Repeat everything in the listing below. Keep each line exact.
☆ ☆ ☆ ☆ ☆ ☆ ☆
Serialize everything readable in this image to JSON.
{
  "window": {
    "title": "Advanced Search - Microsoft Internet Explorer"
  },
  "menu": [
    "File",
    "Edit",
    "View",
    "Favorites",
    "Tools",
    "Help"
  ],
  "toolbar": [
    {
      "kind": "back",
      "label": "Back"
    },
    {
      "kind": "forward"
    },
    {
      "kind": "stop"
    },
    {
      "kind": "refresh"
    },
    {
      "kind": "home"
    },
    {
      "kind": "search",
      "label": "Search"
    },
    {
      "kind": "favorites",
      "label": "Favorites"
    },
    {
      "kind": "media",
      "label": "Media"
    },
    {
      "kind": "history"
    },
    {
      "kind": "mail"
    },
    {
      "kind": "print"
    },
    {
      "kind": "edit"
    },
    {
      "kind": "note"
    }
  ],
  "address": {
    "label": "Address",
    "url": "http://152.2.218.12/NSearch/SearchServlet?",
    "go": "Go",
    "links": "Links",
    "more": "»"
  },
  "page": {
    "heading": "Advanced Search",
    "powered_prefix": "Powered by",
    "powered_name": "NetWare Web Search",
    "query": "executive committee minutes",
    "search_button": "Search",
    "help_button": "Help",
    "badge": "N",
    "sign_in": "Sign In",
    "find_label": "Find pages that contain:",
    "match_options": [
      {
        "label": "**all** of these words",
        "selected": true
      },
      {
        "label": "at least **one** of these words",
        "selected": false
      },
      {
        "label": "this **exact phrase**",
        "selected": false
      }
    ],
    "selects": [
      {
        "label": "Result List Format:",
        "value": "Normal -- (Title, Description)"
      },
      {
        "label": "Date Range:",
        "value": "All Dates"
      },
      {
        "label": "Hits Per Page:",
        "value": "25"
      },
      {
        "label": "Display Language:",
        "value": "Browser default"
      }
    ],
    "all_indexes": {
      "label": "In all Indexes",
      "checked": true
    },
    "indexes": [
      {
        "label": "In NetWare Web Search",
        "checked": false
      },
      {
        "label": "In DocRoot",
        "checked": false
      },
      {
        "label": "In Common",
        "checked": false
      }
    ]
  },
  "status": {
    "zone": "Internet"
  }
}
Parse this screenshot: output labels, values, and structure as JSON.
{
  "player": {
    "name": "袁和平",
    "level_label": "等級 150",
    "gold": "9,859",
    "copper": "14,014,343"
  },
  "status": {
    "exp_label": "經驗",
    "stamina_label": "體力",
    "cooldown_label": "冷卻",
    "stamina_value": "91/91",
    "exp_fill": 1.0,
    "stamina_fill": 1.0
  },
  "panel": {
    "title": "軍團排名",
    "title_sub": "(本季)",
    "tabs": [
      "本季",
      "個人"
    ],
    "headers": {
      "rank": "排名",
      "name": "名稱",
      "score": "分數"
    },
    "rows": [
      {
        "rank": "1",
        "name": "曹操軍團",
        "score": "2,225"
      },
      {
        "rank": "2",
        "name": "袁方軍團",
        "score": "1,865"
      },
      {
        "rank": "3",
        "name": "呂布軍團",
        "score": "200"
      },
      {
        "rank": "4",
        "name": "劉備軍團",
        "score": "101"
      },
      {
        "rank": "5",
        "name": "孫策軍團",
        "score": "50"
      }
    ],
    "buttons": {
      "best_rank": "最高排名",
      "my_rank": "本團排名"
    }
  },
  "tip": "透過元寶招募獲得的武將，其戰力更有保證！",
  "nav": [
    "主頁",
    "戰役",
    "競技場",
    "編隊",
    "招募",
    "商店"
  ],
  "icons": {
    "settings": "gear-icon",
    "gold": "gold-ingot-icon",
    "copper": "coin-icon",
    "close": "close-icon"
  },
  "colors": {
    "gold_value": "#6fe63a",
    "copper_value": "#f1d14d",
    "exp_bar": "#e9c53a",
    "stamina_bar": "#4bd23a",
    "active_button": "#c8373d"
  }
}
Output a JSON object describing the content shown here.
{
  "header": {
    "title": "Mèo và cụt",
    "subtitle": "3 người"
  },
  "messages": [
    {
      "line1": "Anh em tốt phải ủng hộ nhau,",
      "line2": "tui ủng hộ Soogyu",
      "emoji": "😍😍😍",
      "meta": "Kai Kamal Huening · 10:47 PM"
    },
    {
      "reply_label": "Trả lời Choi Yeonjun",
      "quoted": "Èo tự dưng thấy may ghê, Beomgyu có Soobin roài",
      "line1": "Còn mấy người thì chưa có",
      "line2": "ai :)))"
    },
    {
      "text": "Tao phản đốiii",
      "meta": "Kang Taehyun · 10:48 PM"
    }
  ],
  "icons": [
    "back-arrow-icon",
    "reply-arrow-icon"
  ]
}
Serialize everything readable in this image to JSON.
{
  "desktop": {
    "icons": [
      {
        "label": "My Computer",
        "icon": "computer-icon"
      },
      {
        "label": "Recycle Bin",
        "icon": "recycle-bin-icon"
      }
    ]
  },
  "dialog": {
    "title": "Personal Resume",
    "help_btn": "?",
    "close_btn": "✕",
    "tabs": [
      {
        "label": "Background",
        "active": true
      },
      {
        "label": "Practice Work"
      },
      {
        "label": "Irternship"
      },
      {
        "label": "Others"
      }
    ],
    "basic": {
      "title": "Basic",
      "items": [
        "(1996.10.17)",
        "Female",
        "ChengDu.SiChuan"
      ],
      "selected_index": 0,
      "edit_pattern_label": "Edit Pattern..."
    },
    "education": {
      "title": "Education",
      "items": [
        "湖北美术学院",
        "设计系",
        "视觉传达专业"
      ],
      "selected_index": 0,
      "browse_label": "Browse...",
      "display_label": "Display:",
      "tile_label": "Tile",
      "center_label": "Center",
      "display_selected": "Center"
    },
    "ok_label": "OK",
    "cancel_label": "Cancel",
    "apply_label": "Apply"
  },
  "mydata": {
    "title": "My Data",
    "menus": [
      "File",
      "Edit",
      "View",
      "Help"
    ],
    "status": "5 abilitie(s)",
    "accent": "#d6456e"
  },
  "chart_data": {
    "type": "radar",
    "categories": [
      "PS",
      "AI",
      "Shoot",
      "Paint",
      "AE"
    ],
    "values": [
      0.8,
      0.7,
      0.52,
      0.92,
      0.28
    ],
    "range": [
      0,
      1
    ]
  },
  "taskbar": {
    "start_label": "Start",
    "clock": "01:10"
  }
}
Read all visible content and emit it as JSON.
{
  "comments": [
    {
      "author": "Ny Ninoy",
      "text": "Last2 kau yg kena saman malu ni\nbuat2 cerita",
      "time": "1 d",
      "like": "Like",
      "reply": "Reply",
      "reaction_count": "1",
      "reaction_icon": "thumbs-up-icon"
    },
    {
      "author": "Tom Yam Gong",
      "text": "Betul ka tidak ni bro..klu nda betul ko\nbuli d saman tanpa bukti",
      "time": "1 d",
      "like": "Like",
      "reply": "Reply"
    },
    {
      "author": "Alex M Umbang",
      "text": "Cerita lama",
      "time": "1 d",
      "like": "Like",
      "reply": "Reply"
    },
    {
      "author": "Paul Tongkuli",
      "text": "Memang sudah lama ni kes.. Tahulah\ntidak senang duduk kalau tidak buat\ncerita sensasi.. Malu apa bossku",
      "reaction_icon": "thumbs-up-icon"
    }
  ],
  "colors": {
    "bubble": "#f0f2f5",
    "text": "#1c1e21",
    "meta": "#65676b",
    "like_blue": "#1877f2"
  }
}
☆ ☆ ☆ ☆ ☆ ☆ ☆
* **ANSWER BOX**:
Serialize everything readable in this image to JSON.
{
  "window": {
    "title": "Advanced Search - Microsoft Internet Explorer"
  },
  "menu": [
    "File",
    "Edit",
    "View",
    "Favorites",
    "Tools",
    "Help"
  ],
  "toolbar": [
    {
      "kind": "back",
      "label": "Back"
    },
    {
      "kind": "forward"
    },
    {
      "kind": "stop"
    },
    {
      "kind": "refresh"
    },
    {
      "kind": "home"
    },
    {
      "kind": "search",
      "label": "Search"
    },
    {
      "kind": "favorites",
      "label": "Favorites"
    },
    {
      "kind": "media",
      "label": "Media"
    },
    {
      "kind": "history"
    },
    {
      "kind": "mail"
    },
    {
      "kind": "print"
    },
    {
      "kind": "edit"
    },
    {
      "kind": "note"
    }
  ],
  "address": {
    "label": "Address",
    "url": "http://152.2.218.12/NSearch/SearchServlet?",
    "go": "Go",
    "links": "Links",
    "more": "»"
  },
  "page": {
    "heading": "Advanced Search",
    "powered_prefix": "Powered by",
    "powered_name": "NetWare Web Search",
    "query": "executive committee minutes",
    "search_button": "Search",
    "help_button": "Help",
    "badge": "N",
    "sign_in": "Sign In",
    "find_label": "Find pages that contain:",
    "match_options": [
      {
        "label": "**all** of these words",
        "selected": true
      },
      {
        "label": "at least **one** of these words",
        "selected": false
      },
      {
        "label": "this **exact phrase**",
        "selected": false
      }
    ],
    "selects": [
      {
        "label": "Result List Format:",
        "value": "Normal -- (Title, Description)"
      },
      {
        "label": "Date Range:",
        "value": "All Dates"
      },
      {
        "label": "Hits Per Page:",
        "value": "25"
      },
      {
        "label": "Display Language:",
        "value": "Browser default"
      }
    ],
    "all_indexes": {
      "label": "In all Indexes",
      "checked": true
    },
    "indexes": [
      {
        "label": "In NetWare Web Search",
        "checked": false
      },
      {
        "label": "In DocRoot",
        "checked": false
      },
      {
        "label": "In Common",
        "checked": false
      }
    ]
  },
  "status": {
    "zone": "Internet"
  }
}
Parse this screenshot: output labels, values, and structure as JSON.
{
  "player": {
    "name": "袁和平",
    "level_label": "等級 150",
    "gold": "9,859",
    "copper": "14,014,343"
  },
  "status": {
    "exp_label": "經驗",
    "stamina_label": "體力",
    "cooldown_label": "冷卻",
    "stamina_value": "91/91",
    "exp_fill": 1.0,
    "stamina_fill": 1.0
  },
  "panel": {
    "title": "軍團排名",
    "title_sub": "(本季)",
    "tabs": [
      "本季",
      "個人"
    ],
    "headers": {
      "rank": "排名",
      "name": "名稱",
      "score": "分數"
    },
    "rows": [
      {
        "rank": "1",
        "name": "曹操軍團",
        "score": "2,225"
      },
      {
        "rank": "2",
        "name": "袁方軍團",
        "score": "1,865"
      },
      {
        "rank": "3",
        "name": "呂布軍團",
        "score": "200"
      },
      {
        "rank": "4",
        "name": "劉備軍團",
        "score": "101"
      },
      {
        "rank": "5",
        "name": "孫策軍團",
        "score": "50"
      }
    ],
    "buttons": {
      "best_rank": "最高排名",
      "my_rank": "本團排名"
    }
  },
  "tip": "透過元寶招募獲得的武將，其戰力更有保證！",
  "nav": [
    "主頁",
    "戰役",
    "競技場",
    "編隊",
    "招募",
    "商店"
  ],
  "icons": {
    "settings": "gear-icon",
    "gold": "gold-ingot-icon",
    "copper": "coin-icon",
    "close": "close-icon"
  },
  "colors": {
    "gold_value": "#6fe63a",
    "copper_value": "#f1d14d",
    "exp_bar": "#e9c53a",
    "stamina_bar": "#4bd23a",
    "active_button": "#c8373d"
  }
}
Output a JSON object describing the content shown here.
{
  "header": {
    "title": "Mèo và cụt",
    "subtitle": "3 người"
  },
  "messages": [
    {
      "line1": "Anh em tốt phải ủng hộ nhau,",
      "line2": "tui ủng hộ Soogyu",
      "emoji": "😍😍😍",
      "meta": "Kai Kamal Huening · 10:47 PM"
    },
    {
      "reply_label": "Trả lời Choi Yeonjun",
      "quoted": "Èo tự dưng thấy may ghê, Beomgyu có Soobin roài",
      "line1": "Còn mấy người thì chưa có",
      "line2": "ai :)))"
    },
    {
      "text": "Tao phản đốiii",
      "meta": "Kang Taehyun · 10:48 PM"
    }
  ],
  "icons": [
    "back-arrow-icon",
    "reply-arrow-icon"
  ]
}
Serialize everything readable in this image to JSON.
{
  "desktop": {
    "icons": [
      {
        "label": "My Computer",
        "icon": "computer-icon"
      },
      {
        "label": "Recycle Bin",
        "icon": "recycle-bin-icon"
      }
    ]
  },
  "dialog": {
    "title": "Personal Resume",
    "help_btn": "?",
    "close_btn": "✕",
    "tabs": [
      {
        "label": "Background",
        "active": true
      },
      {
        "label": "Practice Work"
      },
      {
        "label": "Irternship"
      },
      {
        "label": "Others"
      }
    ],
    "basic": {
      "title": "Basic",
      "items": [
        "(1996.10.17)",
        "Female",
        "ChengDu.SiChuan"
      ],
      "selected_index": 0,
      "edit_pattern_label": "Edit Pattern..."
    },
    "education": {
      "title": "Education",
      "items": [
        "湖北美术学院",
        "设计系",
        "视觉传达专业"
      ],
      "selected_index": 0,
      "browse_label": "Browse...",
      "display_label": "Display:",
      "tile_label": "Tile",
      "center_label": "Center",
      "display_selected": "Center"
    },
    "ok_label": "OK",
    "cancel_label": "Cancel",
    "apply_label": "Apply"
  },
  "mydata": {
    "title": "My Data",
    "menus": [
      "File",
      "Edit",
      "View",
      "Help"
    ],
    "status": "5 abilitie(s)",
    "accent": "#d6456e"
  },
  "chart_data": {
    "type": "radar",
    "categories": [
      "PS",
      "AI",
      "Shoot",
      "Paint",
      "AE"
    ],
    "values": [
      0.8,
      0.7,
      0.52,
      0.92,
      0.28
    ],
    "range": [
      0,
      1
    ]
  },
  "taskbar": {
    "start_label": "Start",
    "clock": "01:10"
  }
}
Read all visible content and emit it as JSON.
{
  "comments": [
    {
      "author": "Ny Ninoy",
      "text": "Last2 kau yg kena saman malu ni\nbuat2 cerita",
      "time": "1 d",
      "like": "Like",
      "reply": "Reply",
      "reaction_count": "1",
      "reaction_icon": "thumbs-up-icon"
    },
    {
      "author": "Tom Yam Gong",
      "text": "Betul ka tidak ni bro..klu nda betul ko\nbuli d saman tanpa bukti",
      "time": "1 d",
      "like": "Like",
      "reply": "Reply"
    },
    {
      "author": "Alex M Umbang",
      "text": "Cerita lama",
      "time": "1 d",
      "like": "Like",
      "reply": "Reply"
    },
    {
      "author": "Paul Tongkuli",
      "text": "Memang sudah lama ni kes.. Tahulah\ntidak senang duduk kalau tidak buat\ncerita sensasi.. Malu apa bossku",
      "reaction_icon": "thumbs-up-icon"
    }
  ],
  "colors": {
    "bubble": "#f0f2f5",
    "text": "#1c1e21",
    "meta": "#65676b",
    "like_blue": "#1877f2"
  }
}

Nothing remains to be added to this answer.